▶ TASK BRIEF
Every record below should appear in your answer, copied exactly.

=== EXERCISE MATERIALS ===

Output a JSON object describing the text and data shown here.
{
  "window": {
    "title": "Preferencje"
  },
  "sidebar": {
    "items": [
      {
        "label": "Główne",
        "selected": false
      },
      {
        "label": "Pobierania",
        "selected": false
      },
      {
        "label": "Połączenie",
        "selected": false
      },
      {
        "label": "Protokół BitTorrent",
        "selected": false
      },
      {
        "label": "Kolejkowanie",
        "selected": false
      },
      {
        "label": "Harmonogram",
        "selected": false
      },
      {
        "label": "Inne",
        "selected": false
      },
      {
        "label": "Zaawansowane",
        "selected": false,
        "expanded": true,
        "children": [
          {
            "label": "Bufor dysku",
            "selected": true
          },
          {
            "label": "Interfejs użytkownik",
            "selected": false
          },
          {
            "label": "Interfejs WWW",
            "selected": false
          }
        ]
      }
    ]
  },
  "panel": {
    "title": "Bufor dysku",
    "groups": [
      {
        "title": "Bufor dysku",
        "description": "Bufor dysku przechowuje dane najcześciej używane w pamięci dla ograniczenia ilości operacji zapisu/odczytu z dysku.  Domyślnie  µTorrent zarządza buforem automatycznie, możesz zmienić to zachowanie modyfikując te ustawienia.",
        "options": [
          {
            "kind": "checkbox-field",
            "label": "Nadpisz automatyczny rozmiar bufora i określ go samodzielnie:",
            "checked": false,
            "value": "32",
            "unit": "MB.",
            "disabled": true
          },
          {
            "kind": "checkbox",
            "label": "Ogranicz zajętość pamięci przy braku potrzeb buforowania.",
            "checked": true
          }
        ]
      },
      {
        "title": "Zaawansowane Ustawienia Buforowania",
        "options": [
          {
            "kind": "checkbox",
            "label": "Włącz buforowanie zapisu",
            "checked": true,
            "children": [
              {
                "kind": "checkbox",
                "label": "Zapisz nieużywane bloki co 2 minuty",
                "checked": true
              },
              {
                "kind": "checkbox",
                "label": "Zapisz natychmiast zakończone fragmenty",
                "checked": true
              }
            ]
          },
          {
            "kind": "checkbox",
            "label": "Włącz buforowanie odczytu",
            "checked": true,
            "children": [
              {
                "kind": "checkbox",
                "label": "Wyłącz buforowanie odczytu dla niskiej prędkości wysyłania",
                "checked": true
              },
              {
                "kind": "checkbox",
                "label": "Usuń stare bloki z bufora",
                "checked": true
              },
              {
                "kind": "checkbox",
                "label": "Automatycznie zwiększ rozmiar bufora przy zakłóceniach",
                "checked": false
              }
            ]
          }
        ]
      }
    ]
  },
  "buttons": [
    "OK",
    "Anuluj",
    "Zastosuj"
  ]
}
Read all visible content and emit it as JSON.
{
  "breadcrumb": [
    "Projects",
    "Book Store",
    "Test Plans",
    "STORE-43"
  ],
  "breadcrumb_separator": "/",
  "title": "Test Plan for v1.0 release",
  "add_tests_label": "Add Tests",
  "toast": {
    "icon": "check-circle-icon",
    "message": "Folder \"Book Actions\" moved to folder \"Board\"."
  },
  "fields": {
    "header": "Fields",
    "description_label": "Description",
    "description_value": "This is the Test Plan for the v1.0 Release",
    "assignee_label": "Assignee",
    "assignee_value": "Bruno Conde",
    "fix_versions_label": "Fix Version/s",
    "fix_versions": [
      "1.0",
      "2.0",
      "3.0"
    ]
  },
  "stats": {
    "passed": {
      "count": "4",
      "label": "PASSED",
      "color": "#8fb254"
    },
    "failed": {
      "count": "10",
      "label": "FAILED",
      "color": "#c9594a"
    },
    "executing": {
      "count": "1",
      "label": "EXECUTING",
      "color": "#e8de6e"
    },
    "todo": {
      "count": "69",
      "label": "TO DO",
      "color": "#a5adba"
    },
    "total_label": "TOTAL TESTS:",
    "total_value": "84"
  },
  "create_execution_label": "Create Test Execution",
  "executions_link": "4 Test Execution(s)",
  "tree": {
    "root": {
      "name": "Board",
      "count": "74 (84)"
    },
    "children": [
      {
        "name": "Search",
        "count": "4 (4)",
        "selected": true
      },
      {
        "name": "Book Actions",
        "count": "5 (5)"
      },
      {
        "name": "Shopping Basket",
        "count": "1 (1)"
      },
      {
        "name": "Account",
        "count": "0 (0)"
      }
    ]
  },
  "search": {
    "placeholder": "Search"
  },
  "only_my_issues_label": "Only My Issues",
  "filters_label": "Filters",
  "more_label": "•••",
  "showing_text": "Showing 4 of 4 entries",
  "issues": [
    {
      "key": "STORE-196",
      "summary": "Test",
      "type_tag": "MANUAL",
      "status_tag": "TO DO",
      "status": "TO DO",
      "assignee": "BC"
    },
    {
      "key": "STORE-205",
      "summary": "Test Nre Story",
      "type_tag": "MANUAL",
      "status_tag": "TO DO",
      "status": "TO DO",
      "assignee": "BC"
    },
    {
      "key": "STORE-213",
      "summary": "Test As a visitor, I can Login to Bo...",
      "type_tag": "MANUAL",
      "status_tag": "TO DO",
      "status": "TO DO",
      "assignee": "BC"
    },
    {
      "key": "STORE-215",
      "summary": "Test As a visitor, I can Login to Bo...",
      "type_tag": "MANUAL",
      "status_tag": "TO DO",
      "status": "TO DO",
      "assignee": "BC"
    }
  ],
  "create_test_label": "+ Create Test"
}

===

▶ REPLY TO THE TASK
Output a JSON object describing the text and data shown here.
{
  "window": {
    "title": "Preferencje"
  },
  "sidebar": {
    "items": [
      {
        "label": "Główne",
        "selected": false
      },
      {
        "label": "Pobierania",
        "selected": false
      },
      {
        "label": "Połączenie",
        "selected": false
      },
      {
        "label": "Protokół BitTorrent",
        "selected": false
      },
      {
        "label": "Kolejkowanie",
        "selected": false
      },
      {
        "label": "Harmonogram",
        "selected": false
      },
      {
        "label": "Inne",
        "selected": false
      },
      {
        "label": "Zaawansowane",
        "selected": false,
        "expanded": true,
        "children": [
          {
            "label": "Bufor dysku",
            "selected": true
          },
          {
            "label": "Interfejs użytkownik",
            "selected": false
          },
          {
            "label": "Interfejs WWW",
            "selected": false
          }
        ]
      }
    ]
  },
  "panel": {
    "title": "Bufor dysku",
    "groups": [
      {
        "title": "Bufor dysku",
        "description": "Bufor dysku przechowuje dane najcześciej używane w pamięci dla ograniczenia ilości operacji zapisu/odczytu z dysku.  Domyślnie  µTorrent zarządza buforem automatycznie, możesz zmienić to zachowanie modyfikując te ustawienia.",
        "options": [
          {
            "kind": "checkbox-field",
            "label": "Nadpisz automatyczny rozmiar bufora i określ go samodzielnie:",
            "checked": false,
            "value": "32",
            "unit": "MB.",
            "disabled": true
          },
          {
            "kind": "checkbox",
            "label": "Ogranicz zajętość pamięci przy braku potrzeb buforowania.",
            "checked": true
          }
        ]
      },
      {
        "title": "Zaawansowane Ustawienia Buforowania",
        "options": [
          {
            "kind": "checkbox",
            "label": "Włącz buforowanie zapisu",
            "checked": true,
            "children": [
              {
                "kind": "checkbox",
                "label": "Zapisz nieużywane bloki co 2 minuty",
                "checked": true
              },
              {
                "kind": "checkbox",
                "label": "Zapisz natychmiast zakończone fragmenty",
                "checked": true
              }
            ]
          },
          {
            "kind": "checkbox",
            "label": "Włącz buforowanie odczytu",
            "checked": true,
            "children": [
              {
                "kind": "checkbox",
                "label": "Wyłącz buforowanie odczytu dla niskiej prędkości wysyłania",
                "checked": true
              },
              {
                "kind": "checkbox",
                "label": "Usuń stare bloki z bufora",
                "checked": true
              },
              {
                "kind": "checkbox",
                "label": "Automatycznie zwiększ rozmiar bufora przy zakłóceniach",
                "checked": false
              }
            ]
          }
        ]
      }
    ]
  },
  "buttons": [
    "OK",
    "Anuluj",
    "Zastosuj"
  ]
}
Read all visible content and emit it as JSON.
{
  "breadcrumb": [
    "Projects",
    "Book Store",
    "Test Plans",
    "STORE-43"
  ],
  "breadcrumb_separator": "/",
  "title": "Test Plan for v1.0 release",
  "add_tests_label": "Add Tests",
  "toast": {
    "icon": "check-circle-icon",
    "message": "Folder \"Book Actions\" moved to folder \"Board\"."
  },
  "fields": {
    "header": "Fields",
    "description_label": "Description",
    "description_value": "This is the Test Plan for the v1.0 Release",
    "assignee_label": "Assignee",
    "assignee_value": "Bruno Conde",
    "fix_versions_label": "Fix Version/s",
    "fix_versions": [
      "1.0",
      "2.0",
      "3.0"
    ]
  },
  "stats": {
    "passed": {
      "count": "4",
      "label": "PASSED",
      "color": "#8fb254"
    },
    "failed": {
      "count": "10",
      "label": "FAILED",
      "color": "#c9594a"
    },
    "executing": {
      "count": "1",
      "label": "EXECUTING",
      "color": "#e8de6e"
    },
    "todo": {
      "count": "69",
      "label": "TO DO",
      "color": "#a5adba"
    },
    "total_label": "TOTAL TESTS:",
    "total_value": "84"
  },
  "create_execution_label": "Create Test Execution",
  "executions_link": "4 Test Execution(s)",
  "tree": {
    "root": {
      "name": "Board",
      "count": "74 (84)"
    },
    "children": [
      {
        "name": "Search",
        "count": "4 (4)",
        "selected": true
      },
      {
        "name": "Book Actions",
        "count": "5 (5)"
      },
      {
        "name": "Shopping Basket",
        "count": "1 (1)"
      },
      {
        "name": "Account",
        "count": "0 (0)"
      }
    ]
  },
  "search": {
    "placeholder": "Search"
  },
  "only_my_issues_label": "Only My Issues",
  "filters_label": "Filters",
  "more_label": "•••",
  "showing_text": "Showing 4 of 4 entries",
  "issues": [
    {
      "key": "STORE-196",
      "summary": "Test",
      "type_tag": "MANUAL",
      "status_tag": "TO DO",
      "status": "TO DO",
      "assignee": "BC"
    },
    {
      "key": "STORE-205",
      "summary": "Test Nre Story",
      "type_tag": "MANUAL",
      "status_tag": "TO DO",
      "status": "TO DO",
      "assignee": "BC"
    },
    {
      "key": "STORE-213",
      "summary": "Test As a visitor, I can Login to Bo...",
      "type_tag": "MANUAL",
      "status_tag": "TO DO",
      "status": "TO DO",
      "assignee": "BC"
    },
    {
      "key": "STORE-215",
      "summary": "Test As a visitor, I can Login to Bo...",
      "type_tag": "MANUAL",
      "status_tag": "TO DO",
      "status": "TO DO",
      "assignee": "BC"
    }
  ],
  "create_test_label": "+ Create Test"
}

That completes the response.